There was no mistaking the liquid melody, calling of blood and slashed flesh, which warned of those red and black birds, small as a fist and swifter than sight. Most of the calls were distant, but that didn’t slow the drumming of her pulse. The cherry crows must be as hungry, these fading days, as every other forest dweller.
Following the closest call, with no warm and wary body at her back, set Claudia’s every sense on edge. She kept scanning the branches for silvereyes, since they were a sure sign no predators lurked, but their flittery little bodies remained unnervingly absent. Instead, the crow-song grew louder and the grey boughs began yielding up pockets of fine-shredded flesh stuffed into crooks or crevices.
…Each larder she passed brought her closer to the crows, the meat increasingly pink and moist, blood still dripping from some. At least there were no human eyes today.
It's all systems panic over this way, as I desperately try to pack up a toddler and a cat for their impending trips, one to Swancon and one to a much-needed rest at the cattery.1 It's rather getting in the way of all the blog posts I want to write.
In the meantime, I've been interviewed over at Ellen Gregory's blog, where she asks questions that, innocent though they seemed at first, soon had me waffling at length.
Today I'm up on Kaaron Warren's blog, talking about the spark for Cherry Crow Children:
There's a distinction, for me, between ideas and Ideas…
I'd totally forgotten, but her post reminded me that I met Kaaron in person through a workshop we did together. At the time, I was workshopping what would turn out to be "The Wages of Salt" — which is set in the same world as my Twelfth Planet stories, and can be thought of as the genesis for the collection.
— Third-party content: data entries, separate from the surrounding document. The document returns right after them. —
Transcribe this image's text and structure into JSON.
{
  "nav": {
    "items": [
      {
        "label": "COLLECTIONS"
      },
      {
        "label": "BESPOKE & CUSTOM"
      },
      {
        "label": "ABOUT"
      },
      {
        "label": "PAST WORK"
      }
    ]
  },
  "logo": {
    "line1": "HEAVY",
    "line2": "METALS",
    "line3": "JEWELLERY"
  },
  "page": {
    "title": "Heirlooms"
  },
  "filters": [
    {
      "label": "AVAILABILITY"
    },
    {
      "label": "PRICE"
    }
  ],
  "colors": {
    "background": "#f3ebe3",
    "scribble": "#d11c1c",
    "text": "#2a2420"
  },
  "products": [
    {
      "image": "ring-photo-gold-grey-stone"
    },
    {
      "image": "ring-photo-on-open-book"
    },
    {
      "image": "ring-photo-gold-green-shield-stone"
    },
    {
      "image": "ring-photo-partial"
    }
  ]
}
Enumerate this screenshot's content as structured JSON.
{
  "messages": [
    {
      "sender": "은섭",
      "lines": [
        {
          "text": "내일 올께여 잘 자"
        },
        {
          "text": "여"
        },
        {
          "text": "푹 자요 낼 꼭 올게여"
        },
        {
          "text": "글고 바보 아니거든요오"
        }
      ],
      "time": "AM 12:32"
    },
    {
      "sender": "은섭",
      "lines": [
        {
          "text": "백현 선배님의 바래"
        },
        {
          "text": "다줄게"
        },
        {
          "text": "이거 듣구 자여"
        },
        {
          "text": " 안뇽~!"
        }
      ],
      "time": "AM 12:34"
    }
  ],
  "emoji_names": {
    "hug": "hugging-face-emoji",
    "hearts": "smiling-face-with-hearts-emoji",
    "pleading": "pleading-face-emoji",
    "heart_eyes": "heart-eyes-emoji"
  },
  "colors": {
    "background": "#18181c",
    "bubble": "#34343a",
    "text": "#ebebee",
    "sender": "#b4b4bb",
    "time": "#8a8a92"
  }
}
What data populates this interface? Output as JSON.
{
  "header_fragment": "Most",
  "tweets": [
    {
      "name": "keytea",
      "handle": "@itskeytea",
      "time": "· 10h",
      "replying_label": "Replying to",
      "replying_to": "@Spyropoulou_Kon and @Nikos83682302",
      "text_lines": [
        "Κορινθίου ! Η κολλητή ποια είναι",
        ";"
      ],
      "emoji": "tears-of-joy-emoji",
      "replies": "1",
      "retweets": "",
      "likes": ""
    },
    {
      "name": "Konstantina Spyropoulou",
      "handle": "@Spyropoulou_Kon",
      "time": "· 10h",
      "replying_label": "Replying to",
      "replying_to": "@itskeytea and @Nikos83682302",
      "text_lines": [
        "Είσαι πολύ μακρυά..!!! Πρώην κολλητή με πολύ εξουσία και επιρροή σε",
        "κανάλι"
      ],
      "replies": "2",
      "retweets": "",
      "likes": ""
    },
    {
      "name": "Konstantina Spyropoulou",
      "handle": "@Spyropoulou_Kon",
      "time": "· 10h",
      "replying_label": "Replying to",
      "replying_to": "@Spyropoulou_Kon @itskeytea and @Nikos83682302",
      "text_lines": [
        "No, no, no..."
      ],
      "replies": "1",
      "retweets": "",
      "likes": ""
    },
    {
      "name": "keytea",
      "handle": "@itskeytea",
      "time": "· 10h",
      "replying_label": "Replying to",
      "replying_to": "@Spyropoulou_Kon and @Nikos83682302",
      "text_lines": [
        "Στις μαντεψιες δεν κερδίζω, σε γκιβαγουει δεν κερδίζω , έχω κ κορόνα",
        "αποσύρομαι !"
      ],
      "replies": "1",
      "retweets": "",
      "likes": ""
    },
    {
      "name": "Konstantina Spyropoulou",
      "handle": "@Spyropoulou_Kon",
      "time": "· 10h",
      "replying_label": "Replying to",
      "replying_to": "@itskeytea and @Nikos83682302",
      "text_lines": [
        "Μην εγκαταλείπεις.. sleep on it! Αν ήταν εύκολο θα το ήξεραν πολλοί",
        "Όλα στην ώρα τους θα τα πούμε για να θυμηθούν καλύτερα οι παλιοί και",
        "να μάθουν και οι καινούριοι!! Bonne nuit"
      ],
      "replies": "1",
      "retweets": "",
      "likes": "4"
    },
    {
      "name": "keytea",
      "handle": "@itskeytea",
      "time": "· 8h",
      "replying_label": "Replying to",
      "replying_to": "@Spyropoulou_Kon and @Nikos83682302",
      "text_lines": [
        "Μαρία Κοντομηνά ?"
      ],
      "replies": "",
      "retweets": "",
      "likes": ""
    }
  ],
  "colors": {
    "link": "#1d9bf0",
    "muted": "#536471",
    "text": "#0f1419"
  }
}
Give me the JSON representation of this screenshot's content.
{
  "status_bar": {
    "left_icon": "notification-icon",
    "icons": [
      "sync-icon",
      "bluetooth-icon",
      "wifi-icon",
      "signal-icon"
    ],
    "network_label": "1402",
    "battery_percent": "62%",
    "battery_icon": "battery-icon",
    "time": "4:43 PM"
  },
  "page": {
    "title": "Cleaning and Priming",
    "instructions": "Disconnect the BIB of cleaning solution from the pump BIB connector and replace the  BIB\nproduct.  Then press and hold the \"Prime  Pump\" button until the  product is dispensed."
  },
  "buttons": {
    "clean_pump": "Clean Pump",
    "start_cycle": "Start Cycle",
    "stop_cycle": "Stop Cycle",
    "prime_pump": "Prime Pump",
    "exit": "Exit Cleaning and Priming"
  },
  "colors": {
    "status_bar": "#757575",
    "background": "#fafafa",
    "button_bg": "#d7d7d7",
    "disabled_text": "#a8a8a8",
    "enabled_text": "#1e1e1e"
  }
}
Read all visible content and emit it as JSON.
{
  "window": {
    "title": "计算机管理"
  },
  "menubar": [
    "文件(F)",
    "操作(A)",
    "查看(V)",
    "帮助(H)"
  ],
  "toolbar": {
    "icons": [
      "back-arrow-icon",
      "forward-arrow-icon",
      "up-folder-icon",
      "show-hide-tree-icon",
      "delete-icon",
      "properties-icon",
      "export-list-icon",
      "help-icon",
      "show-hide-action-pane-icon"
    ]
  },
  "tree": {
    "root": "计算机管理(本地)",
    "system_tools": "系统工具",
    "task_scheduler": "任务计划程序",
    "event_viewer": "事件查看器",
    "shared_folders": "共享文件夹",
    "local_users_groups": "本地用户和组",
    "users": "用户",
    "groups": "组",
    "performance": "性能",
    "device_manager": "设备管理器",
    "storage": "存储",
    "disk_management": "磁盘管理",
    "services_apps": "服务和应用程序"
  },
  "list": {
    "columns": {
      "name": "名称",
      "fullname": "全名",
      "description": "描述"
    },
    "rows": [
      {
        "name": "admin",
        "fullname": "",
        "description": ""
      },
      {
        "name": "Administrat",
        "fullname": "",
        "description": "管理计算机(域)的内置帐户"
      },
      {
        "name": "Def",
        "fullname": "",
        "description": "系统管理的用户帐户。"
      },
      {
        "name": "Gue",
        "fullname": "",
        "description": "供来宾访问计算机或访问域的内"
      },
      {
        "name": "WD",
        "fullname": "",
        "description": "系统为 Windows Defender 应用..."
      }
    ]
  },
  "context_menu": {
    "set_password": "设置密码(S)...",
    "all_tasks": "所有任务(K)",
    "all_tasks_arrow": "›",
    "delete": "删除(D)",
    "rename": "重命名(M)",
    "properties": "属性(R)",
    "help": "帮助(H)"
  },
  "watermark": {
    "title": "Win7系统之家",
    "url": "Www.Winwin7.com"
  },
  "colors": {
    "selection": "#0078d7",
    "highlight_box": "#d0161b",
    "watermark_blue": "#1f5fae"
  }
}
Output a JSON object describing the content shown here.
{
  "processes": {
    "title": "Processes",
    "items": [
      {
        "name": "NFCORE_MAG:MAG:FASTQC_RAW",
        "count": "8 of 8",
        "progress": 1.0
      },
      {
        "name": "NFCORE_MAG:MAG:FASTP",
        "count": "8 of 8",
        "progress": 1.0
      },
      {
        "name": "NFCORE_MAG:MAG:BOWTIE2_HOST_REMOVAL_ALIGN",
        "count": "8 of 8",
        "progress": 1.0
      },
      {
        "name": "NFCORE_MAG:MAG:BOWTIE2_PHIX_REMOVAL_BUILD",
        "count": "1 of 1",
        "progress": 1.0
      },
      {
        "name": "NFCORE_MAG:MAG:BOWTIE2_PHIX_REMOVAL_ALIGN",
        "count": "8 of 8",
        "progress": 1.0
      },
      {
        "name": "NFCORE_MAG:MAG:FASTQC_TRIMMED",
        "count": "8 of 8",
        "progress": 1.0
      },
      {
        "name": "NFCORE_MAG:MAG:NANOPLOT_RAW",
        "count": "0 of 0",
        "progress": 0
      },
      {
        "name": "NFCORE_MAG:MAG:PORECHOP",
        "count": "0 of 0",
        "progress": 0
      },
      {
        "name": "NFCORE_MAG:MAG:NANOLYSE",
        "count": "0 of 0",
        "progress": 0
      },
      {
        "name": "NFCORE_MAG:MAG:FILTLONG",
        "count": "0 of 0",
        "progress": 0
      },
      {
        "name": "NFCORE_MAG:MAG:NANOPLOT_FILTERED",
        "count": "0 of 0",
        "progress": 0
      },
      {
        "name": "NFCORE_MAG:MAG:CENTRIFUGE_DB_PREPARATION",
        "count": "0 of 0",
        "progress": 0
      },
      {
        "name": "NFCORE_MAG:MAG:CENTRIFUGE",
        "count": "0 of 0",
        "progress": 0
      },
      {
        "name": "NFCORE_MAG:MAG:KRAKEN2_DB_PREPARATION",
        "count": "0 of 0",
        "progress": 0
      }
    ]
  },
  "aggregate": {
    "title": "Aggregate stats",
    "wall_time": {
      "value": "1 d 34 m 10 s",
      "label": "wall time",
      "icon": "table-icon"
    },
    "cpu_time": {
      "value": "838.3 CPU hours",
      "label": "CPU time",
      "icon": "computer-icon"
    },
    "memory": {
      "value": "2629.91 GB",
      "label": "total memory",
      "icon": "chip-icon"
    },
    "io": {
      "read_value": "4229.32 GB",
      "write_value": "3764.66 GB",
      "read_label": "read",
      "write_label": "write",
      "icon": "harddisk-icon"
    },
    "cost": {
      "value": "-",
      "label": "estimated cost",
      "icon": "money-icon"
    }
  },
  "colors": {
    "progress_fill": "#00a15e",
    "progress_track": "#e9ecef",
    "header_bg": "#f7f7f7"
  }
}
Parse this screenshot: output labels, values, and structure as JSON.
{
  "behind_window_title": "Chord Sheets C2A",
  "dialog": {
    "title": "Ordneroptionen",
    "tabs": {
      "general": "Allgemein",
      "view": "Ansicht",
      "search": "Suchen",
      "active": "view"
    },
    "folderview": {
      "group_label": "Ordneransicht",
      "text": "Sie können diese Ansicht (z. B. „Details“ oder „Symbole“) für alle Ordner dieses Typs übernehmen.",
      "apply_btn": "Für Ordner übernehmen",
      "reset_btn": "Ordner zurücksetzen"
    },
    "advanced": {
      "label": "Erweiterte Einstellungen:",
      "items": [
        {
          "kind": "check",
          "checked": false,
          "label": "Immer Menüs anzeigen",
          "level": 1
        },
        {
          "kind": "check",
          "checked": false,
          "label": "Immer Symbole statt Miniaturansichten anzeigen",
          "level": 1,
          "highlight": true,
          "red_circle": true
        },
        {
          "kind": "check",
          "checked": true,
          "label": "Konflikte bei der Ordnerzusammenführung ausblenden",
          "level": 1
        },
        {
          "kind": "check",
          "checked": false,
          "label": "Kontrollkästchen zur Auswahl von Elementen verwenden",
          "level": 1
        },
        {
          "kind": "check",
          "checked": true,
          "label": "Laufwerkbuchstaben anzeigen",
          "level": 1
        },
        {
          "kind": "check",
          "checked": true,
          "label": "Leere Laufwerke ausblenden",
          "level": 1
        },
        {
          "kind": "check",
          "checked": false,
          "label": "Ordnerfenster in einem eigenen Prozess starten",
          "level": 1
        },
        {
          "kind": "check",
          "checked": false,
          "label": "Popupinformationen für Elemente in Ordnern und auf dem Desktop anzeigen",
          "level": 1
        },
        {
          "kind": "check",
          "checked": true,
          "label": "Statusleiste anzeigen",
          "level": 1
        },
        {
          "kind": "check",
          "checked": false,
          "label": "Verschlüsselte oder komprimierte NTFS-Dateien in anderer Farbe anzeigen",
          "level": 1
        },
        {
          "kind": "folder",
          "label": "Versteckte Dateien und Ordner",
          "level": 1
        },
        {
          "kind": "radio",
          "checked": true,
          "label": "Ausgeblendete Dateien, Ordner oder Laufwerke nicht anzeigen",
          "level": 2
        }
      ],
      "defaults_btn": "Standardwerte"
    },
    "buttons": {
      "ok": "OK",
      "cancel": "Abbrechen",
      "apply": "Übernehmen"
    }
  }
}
Which, given it was written in 2006, means this collection has been a long time coming.